## Website and app data records
◇ ◇ ◇
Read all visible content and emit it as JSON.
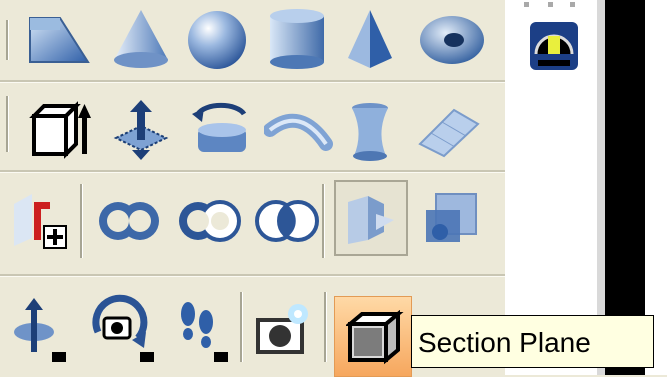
{
  "toolbar": {
    "row1": [
      "wedge-icon",
      "cone-icon",
      "sphere-icon",
      "cylinder-icon",
      "pyramid-icon",
      "torus-icon"
    ],
    "row2": [
      "extrude-icon",
      "presspull-icon",
      "revolve-icon",
      "sweep-icon",
      "loft-icon",
      "planar-surface-icon"
    ],
    "row3": [
      "extract-edges-icon",
      "union-icon",
      "subtract-icon",
      "intersect-icon",
      "slice-icon",
      "interfere-icon"
    ],
    "row4": [
      "3d-move-icon",
      "3d-orbit-icon",
      "walk-icon",
      "render-icon",
      "section-plane-icon"
    ]
  },
  "tooltip": {
    "text": "Section Plane"
  },
  "colors": {
    "panel": "#ece9d8",
    "highlight": "#f6a75e",
    "tooltip_bg": "#ffffe1"
  }
}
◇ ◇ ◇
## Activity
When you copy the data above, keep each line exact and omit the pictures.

## Solution to this exercise
Read all visible content and emit it as JSON.
{
  "toolbar": {
    "row1": [
      "wedge-icon",
      "cone-icon",
      "sphere-icon",
      "cylinder-icon",
      "pyramid-icon",
      "torus-icon"
    ],
    "row2": [
      "extrude-icon",
      "presspull-icon",
      "revolve-icon",
      "sweep-icon",
      "loft-icon",
      "planar-surface-icon"
    ],
    "row3": [
      "extract-edges-icon",
      "union-icon",
      "subtract-icon",
      "intersect-icon",
      "slice-icon",
      "interfere-icon"
    ],
    "row4": [
      "3d-move-icon",
      "3d-orbit-icon",
      "walk-icon",
      "render-icon",
      "section-plane-icon"
    ]
  },
  "tooltip": {
    "text": "Section Plane"
  },
  "colors": {
    "panel": "#ece9d8",
    "highlight": "#f6a75e",
    "tooltip_bg": "#ffffe1"
  }
}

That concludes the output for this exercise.